Theresa May has dismissed speculation she could be ousted as prime minister over her Brexit agreement, saying: “I am going to see this through”.
Speaking in Downing Street, the prime minister said: “The course I have set out is the right one for our country and all our people.”
She vowed to get the deal signed off in Brussels and put it to a vote of MPs.
It follows a string of ministerial resignations and talk of a no confidence vote from Tory MPs.
Brexit Secretary Dominic Raab and Work and Pensions Secretary Esther McVey both quit earlier in protest at the withdrawal agreement, along with two junior ministers.
And leading backbench Brexiteer Jacob Rees-Mogg submitted a letter of no confidence in Mrs May to Sir Graham Brady, chairman of the Tories’ backbench 1922 Committee.
A vote will be triggered if 48 Tory MPs write letters to Sir Graham. It is understood 48 letters have not yet been received.
Mr Rees-Mogg told reporters that UK negotiating team had “given way on all the key points” adding: “The deal risks Brexit because it is not a proper Brexit.”

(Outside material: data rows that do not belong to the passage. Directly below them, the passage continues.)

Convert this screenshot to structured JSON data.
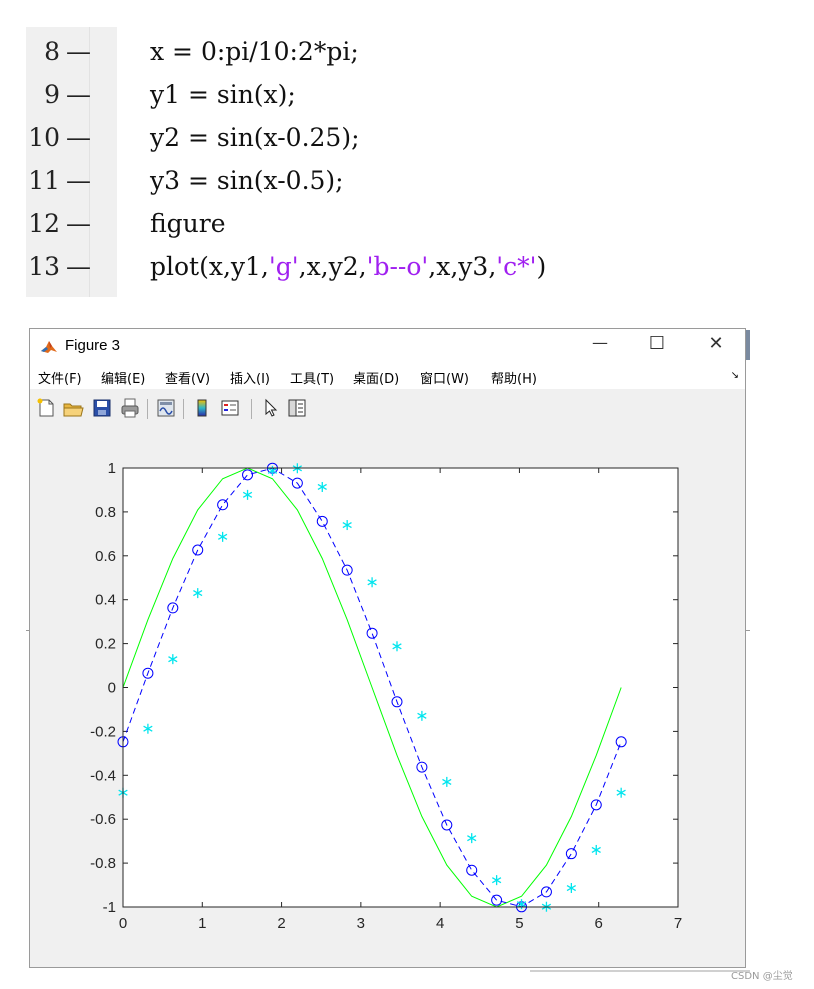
{
  "code": {
    "lines": [
      {
        "num": "8",
        "dash": "—",
        "parts": [
          {
            "t": "x = 0:pi/10:2*pi;",
            "s": false
          }
        ]
      },
      {
        "num": "9",
        "dash": "—",
        "parts": [
          {
            "t": "y1 = sin(x);",
            "s": false
          }
        ]
      },
      {
        "num": "10",
        "dash": "—",
        "parts": [
          {
            "t": "y2 = sin(x-0.25);",
            "s": false
          }
        ]
      },
      {
        "num": "11",
        "dash": "—",
        "parts": [
          {
            "t": "y3 = sin(x-0.5);",
            "s": false
          }
        ]
      },
      {
        "num": "12",
        "dash": "—",
        "parts": [
          {
            "t": "figure",
            "s": false
          }
        ]
      },
      {
        "num": "13",
        "dash": "—",
        "parts": [
          {
            "t": "plot(x,y1,",
            "s": false
          },
          {
            "t": "'g'",
            "s": true
          },
          {
            "t": ",x,y2,",
            "s": false
          },
          {
            "t": "'b--o'",
            "s": true
          },
          {
            "t": ",x,y3,",
            "s": false
          },
          {
            "t": "'c*'",
            "s": true
          },
          {
            "t": ")",
            "s": false
          }
        ]
      }
    ],
    "string_color": "#a020f0"
  },
  "window": {
    "title": "Figure 3",
    "icon": "matlab-logo-icon",
    "controls": {
      "minimize": "—",
      "maximize": "☐",
      "close": "✕"
    }
  },
  "menu": {
    "items": [
      "文件(F)",
      "编辑(E)",
      "查看(V)",
      "插入(I)",
      "工具(T)",
      "桌面(D)",
      "窗口(W)",
      "帮助(H)"
    ],
    "overflow_icon": "dock-arrow-icon"
  },
  "toolbar": {
    "icons": [
      "new-figure-icon",
      "open-file-icon",
      "save-icon",
      "print-icon",
      "link-plot-icon",
      "colorbar-icon",
      "legend-icon",
      "pointer-icon",
      "property-editor-icon"
    ]
  },
  "chart_data": {
    "type": "line",
    "title": "",
    "xlabel": "",
    "ylabel": "",
    "xlim": [
      0,
      7
    ],
    "ylim": [
      -1,
      1
    ],
    "xticks": [
      "0",
      "1",
      "2",
      "3",
      "4",
      "5",
      "6",
      "7"
    ],
    "yticks": [
      "1",
      "0.8",
      "0.6",
      "0.4",
      "0.2",
      "0",
      "-0.2",
      "-0.4",
      "-0.6",
      "-0.8",
      "-1"
    ],
    "x": [
      0,
      0.3142,
      0.6283,
      0.9425,
      1.2566,
      1.5708,
      1.885,
      2.1991,
      2.5133,
      2.8274,
      3.1416,
      3.4558,
      3.7699,
      4.0841,
      4.3982,
      4.7124,
      5.0265,
      5.3407,
      5.6549,
      5.969,
      6.2832
    ],
    "series": [
      {
        "style": "green solid line",
        "color": "#00ff00",
        "marker": "none",
        "values": [
          0,
          0.309,
          0.5878,
          0.809,
          0.9511,
          1,
          0.9511,
          0.809,
          0.5878,
          0.309,
          0,
          -0.309,
          -0.5878,
          -0.809,
          -0.9511,
          -1,
          -0.9511,
          -0.809,
          -0.5878,
          -0.309,
          0
        ]
      },
      {
        "style": "blue dashed line with circle markers",
        "color": "#0000ff",
        "marker": "circle",
        "values": [
          -0.2474,
          0.0652,
          0.3626,
          0.6264,
          0.8324,
          0.9689,
          0.9991,
          0.9312,
          0.7571,
          0.5346,
          0.2474,
          -0.0652,
          -0.3626,
          -0.6264,
          -0.8324,
          -0.9689,
          -0.9991,
          -0.9312,
          -0.7571,
          -0.5346,
          -0.2474
        ]
      },
      {
        "style": "cyan asterisk markers",
        "color": "#00e5ee",
        "marker": "asterisk",
        "values": [
          -0.4794,
          -0.1878,
          0.1292,
          0.43,
          0.6863,
          0.8776,
          0.987,
          0.9988,
          0.9135,
          0.7401,
          0.4794,
          0.1878,
          -0.1292,
          -0.43,
          -0.6863,
          -0.8776,
          -0.987,
          -0.9988,
          -0.9135,
          -0.7401,
          -0.4794
        ]
      }
    ],
    "grid": false,
    "box": true
  },
  "watermark": "CSDN @尘觉"
}
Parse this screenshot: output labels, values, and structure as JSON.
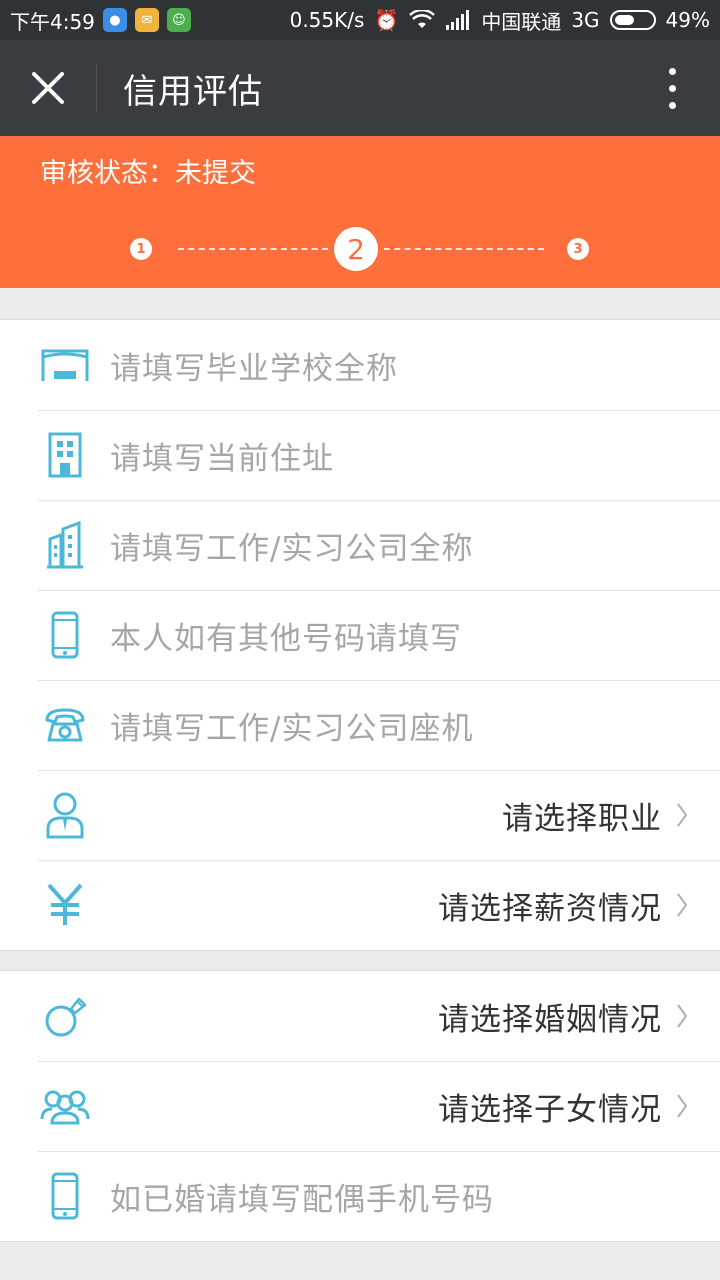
{
  "status_bar": {
    "time": "下午4:59",
    "speed": "0.55K/s",
    "carrier": "中国联通",
    "network": "3G",
    "battery": "49%"
  },
  "nav": {
    "title": "信用评估"
  },
  "audit_status": "审核状态：未提交",
  "steps": [
    "1",
    "2",
    "3"
  ],
  "form_group_1": [
    {
      "icon": "school-icon",
      "placeholder": "请填写毕业学校全称"
    },
    {
      "icon": "building-icon",
      "placeholder": "请填写当前住址"
    },
    {
      "icon": "company-icon",
      "placeholder": "请填写工作/实习公司全称"
    },
    {
      "icon": "phone-icon",
      "placeholder": "本人如有其他号码请填写"
    },
    {
      "icon": "telephone-icon",
      "placeholder": "请填写工作/实习公司座机"
    },
    {
      "icon": "user-icon",
      "select": "请选择职业"
    },
    {
      "icon": "yuan-icon",
      "select": "请选择薪资情况"
    }
  ],
  "form_group_2": [
    {
      "icon": "ring-icon",
      "select": "请选择婚姻情况"
    },
    {
      "icon": "family-icon",
      "select": "请选择子女情况"
    },
    {
      "icon": "phone-icon",
      "placeholder": "如已婚请填写配偶手机号码"
    }
  ],
  "colors": {
    "accent": "#ff6f3c",
    "icon": "#4cb8d9",
    "navbar": "#3a3d40"
  }
}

Mrs May spent nearly three hours fielding largely critical questions from MPs before holding a press conference in Downing Street to further answer her critics.

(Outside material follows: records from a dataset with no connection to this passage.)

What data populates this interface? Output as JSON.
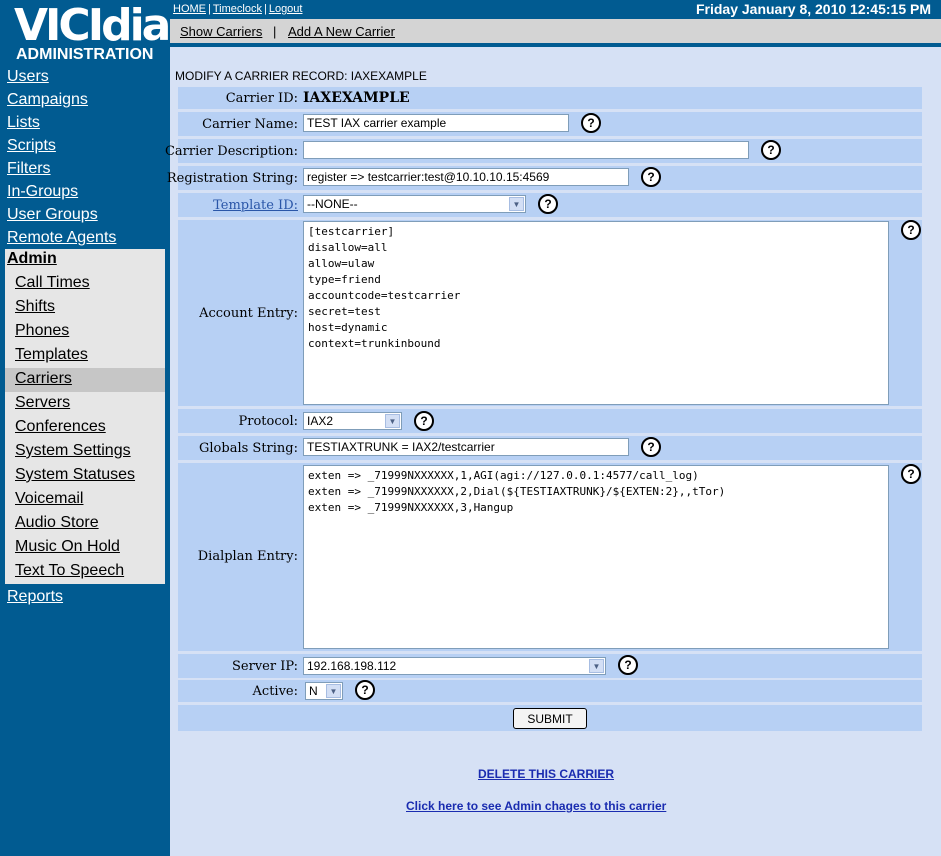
{
  "logo": {
    "brand": "VICIdial",
    "subtitle": "ADMINISTRATION"
  },
  "nav": {
    "top_items": [
      "Users",
      "Campaigns",
      "Lists",
      "Scripts",
      "Filters",
      "In-Groups",
      "User Groups",
      "Remote Agents"
    ],
    "admin_label": "Admin",
    "admin_items": [
      "Call Times",
      "Shifts",
      "Phones",
      "Templates",
      "Carriers",
      "Servers",
      "Conferences",
      "System Settings",
      "System Statuses",
      "Voicemail",
      "Audio Store",
      "Music On Hold",
      "Text To Speech"
    ],
    "active_item": "Carriers",
    "reports_label": "Reports"
  },
  "topbar": {
    "home": "HOME",
    "timeclock": "Timeclock",
    "logout": "Logout",
    "datetime": "Friday January 8, 2010 12:45:15 PM"
  },
  "subbar": {
    "show_carriers": "Show Carriers",
    "add_carrier": "Add A New Carrier"
  },
  "heading": "MODIFY A CARRIER RECORD: IAXEXAMPLE",
  "form": {
    "carrier_id_label": "Carrier ID:",
    "carrier_id_value": "IAXEXAMPLE",
    "carrier_name_label": "Carrier Name:",
    "carrier_name_value": "TEST IAX carrier example",
    "carrier_desc_label": "Carrier Description:",
    "carrier_desc_value": "",
    "registration_label": "Registration String:",
    "registration_value": "register => testcarrier:test@10.10.10.15:4569",
    "template_label": "Template ID:",
    "template_value": "--NONE--",
    "account_label": "Account Entry:",
    "account_value": "[testcarrier]\ndisallow=all\nallow=ulaw\ntype=friend\naccountcode=testcarrier\nsecret=test\nhost=dynamic\ncontext=trunkinbound",
    "protocol_label": "Protocol:",
    "protocol_value": "IAX2",
    "globals_label": "Globals String:",
    "globals_value": "TESTIAXTRUNK = IAX2/testcarrier",
    "dialplan_label": "Dialplan Entry:",
    "dialplan_value": "exten => _71999NXXXXXX,1,AGI(agi://127.0.0.1:4577/call_log)\nexten => _71999NXXXXXX,2,Dial(${TESTIAXTRUNK}/${EXTEN:2},,tTor)\nexten => _71999NXXXXXX,3,Hangup",
    "server_ip_label": "Server IP:",
    "server_ip_value": "192.168.198.112",
    "active_label": "Active:",
    "active_value": "N",
    "submit_label": "SUBMIT",
    "help_glyph": "?"
  },
  "links": {
    "delete": "DELETE THIS CARRIER",
    "changes": "Click here to see Admin chages to this carrier"
  }
}
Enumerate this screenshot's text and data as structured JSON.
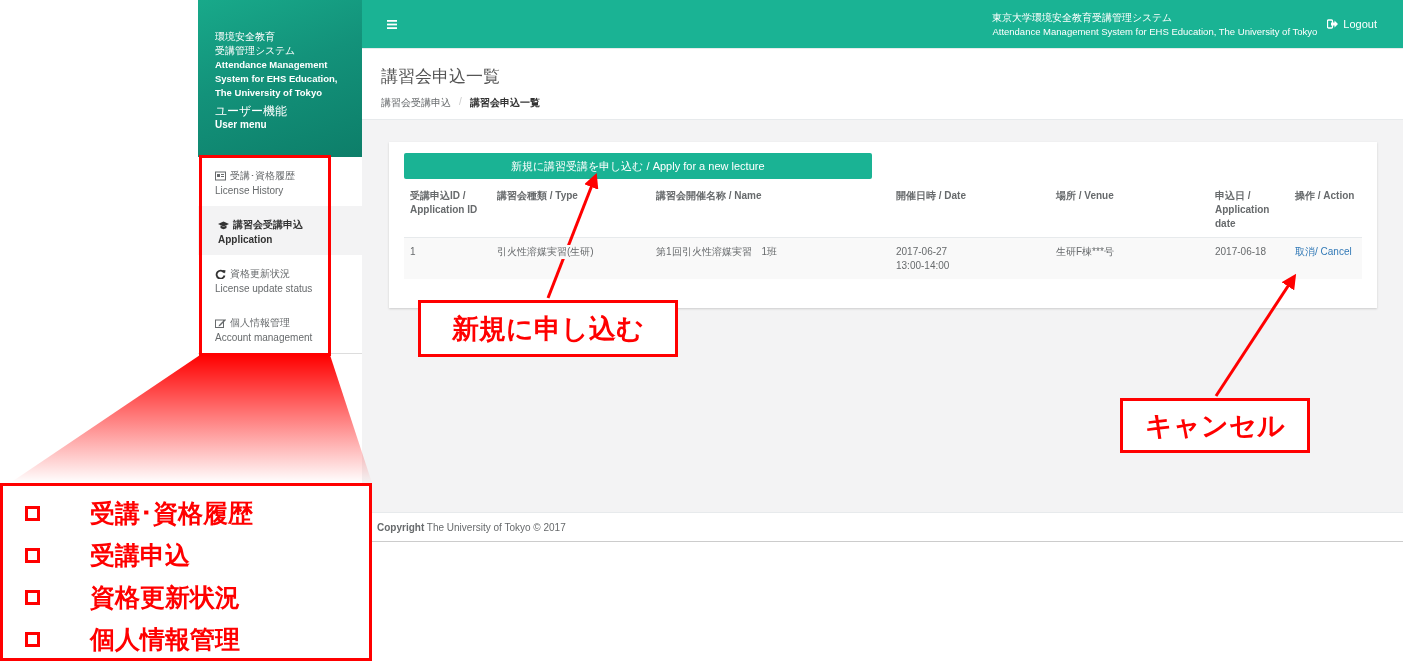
{
  "sidebar": {
    "title_ja_lines": [
      "環境安全教育",
      "受講管理システム"
    ],
    "title_en": "Attendance Management System for EHS Education, The University of Tokyo",
    "menu_label_ja": "ユーザー機能",
    "menu_label_en": "User menu",
    "items": [
      {
        "label_ja": "受講･資格履歴",
        "label_en": "License History",
        "selected": false
      },
      {
        "label_ja": "講習会受講申込",
        "label_en": "Application",
        "selected": true
      },
      {
        "label_ja": "資格更新状況",
        "label_en": "License update status",
        "selected": false
      },
      {
        "label_ja": "個人情報管理",
        "label_en": "Account management",
        "selected": false
      }
    ]
  },
  "topbar": {
    "system_ja": "東京大学環境安全教育受講管理システム",
    "system_en": "Attendance Management System for EHS Education, The University of Tokyo",
    "logout": "Logout"
  },
  "page": {
    "title": "講習会申込一覧",
    "breadcrumb": [
      {
        "label": "講習会受講申込",
        "current": false
      },
      {
        "label": "講習会申込一覧",
        "current": true
      }
    ],
    "breadcrumb_separator": "/"
  },
  "new_button": "新規に講習受講を申し込む / Apply for a new lecture",
  "table": {
    "columns": [
      "受講申込ID / Application ID",
      "講習会種類 / Type",
      "講習会開催名称 / Name",
      "開催日時 / Date",
      "場所 / Venue",
      "申込日 / Application date",
      "操作 / Action"
    ],
    "rows": [
      {
        "cells": [
          "1",
          "引火性溶媒実習(生研)",
          "第1回引火性溶媒実習　1班",
          "2017-06-27\n13:00-14:00",
          "生研F棟***号",
          "2017-06-18"
        ],
        "action": "取消/ Cancel"
      }
    ]
  },
  "footer": "**Copyright** The University of Tokyo © 2017",
  "annotations": {
    "callouts": [
      "新規に申し込む",
      "キャンセル"
    ],
    "legend": [
      "受講･資格履歴",
      "受講申込",
      "資格更新状況",
      "個人情報管理"
    ]
  }
}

She acknowledged the agreement had entailed “difficult and sometimes uncomfortable decisions”.
“I understand fully that there are some who are unhappy with those compromises but this deal delivers what people voted for and it is in the national interest,” she said.

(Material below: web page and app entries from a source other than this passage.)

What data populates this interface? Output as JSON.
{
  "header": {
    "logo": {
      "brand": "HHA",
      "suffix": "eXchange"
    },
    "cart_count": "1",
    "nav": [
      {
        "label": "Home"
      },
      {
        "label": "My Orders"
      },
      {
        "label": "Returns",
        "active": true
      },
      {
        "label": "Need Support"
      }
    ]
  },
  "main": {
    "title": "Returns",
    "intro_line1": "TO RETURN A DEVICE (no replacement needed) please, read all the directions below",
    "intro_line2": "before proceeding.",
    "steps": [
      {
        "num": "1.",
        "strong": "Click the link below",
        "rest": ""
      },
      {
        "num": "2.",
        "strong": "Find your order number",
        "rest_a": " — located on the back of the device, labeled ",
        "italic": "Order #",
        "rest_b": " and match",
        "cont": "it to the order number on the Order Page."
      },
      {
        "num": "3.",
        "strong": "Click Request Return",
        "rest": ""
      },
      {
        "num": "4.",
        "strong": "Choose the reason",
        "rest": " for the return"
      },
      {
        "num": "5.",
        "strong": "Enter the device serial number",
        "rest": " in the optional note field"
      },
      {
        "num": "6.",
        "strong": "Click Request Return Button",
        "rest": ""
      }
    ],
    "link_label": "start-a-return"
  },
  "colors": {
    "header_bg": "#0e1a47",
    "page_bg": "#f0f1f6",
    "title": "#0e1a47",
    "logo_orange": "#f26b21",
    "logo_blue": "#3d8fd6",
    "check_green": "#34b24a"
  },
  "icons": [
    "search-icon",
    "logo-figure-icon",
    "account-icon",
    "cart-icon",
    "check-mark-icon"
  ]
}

“We can only secure it, if we unite behind the agreement reached in cabinet yesterday.
“If we do not move forward with that agreement, nobody can know for sure the consequences that will follow.
“It will be to take a path of deep and grave uncertainty when the British people just want us to get on with it. They are looking to the Conservative Party to deliver.”
Asked if she would carry on as prime minister if she won a no-confidence vote by a single vote, Mrs May said: “Leadership is about taking the right decisions, not the easy ones.”
She said her job was to “bring back a deal that delivers on the vote of the British people”.
She added: “I believe this is a deal which does deliver that, which is in the national interest and am I going to see this through? Yes.”
Asked if she was struggling to fill the two cabinet posts vacated by Dominic Raab and Esther McVey earlier on Thursday, she joked: “I have had, actually, rather a busy day.”
A source told BBC political editor Laura Kuenssberg that Environment Secretary Michael Gove had been offered the job as Brexit Secretary and was understood to be considering it, but to be asking for assurances that he could pursue a different kind of deal.
Mrs May said Mr Gove was doing “an excellent job at Defra” adding: “I haven’t appointed a new Dexeu [Department for Exiting the European Union] secretary yet and I will be making appointments to the government in due course.”
By BBC Political Editor Laura Kuenssberg
The government, for today at least, is at the mercy of events not in control.
Theresa May’s vow to stay does not make her deep, deep problems disappear.
With her party in revolt, her colleagues departing – some determined to usher her out of office – we can’t, and don’t know yet, if Brexit can happen as planned, perhaps, if at all.
This could be a gale that’s weathered in a few days, or a serious storm that sweeps the government away.
Despite a warning from Tory backbencher Mark Francois earlier that it would be “mathematically impossible to get this deal through the House of Commons”, Mrs May said she believed, ultimately, her MPs would back it.
“I’m committed, as prime minister, to bringing the best deal back to the UK. I think MPs across my party who look at that deal will recognise the importance of delivering on the vote of the British people and recognise the importance of doing that in a way that does protect people’s jobs, protect security and protect the unity of our United Kingdom.”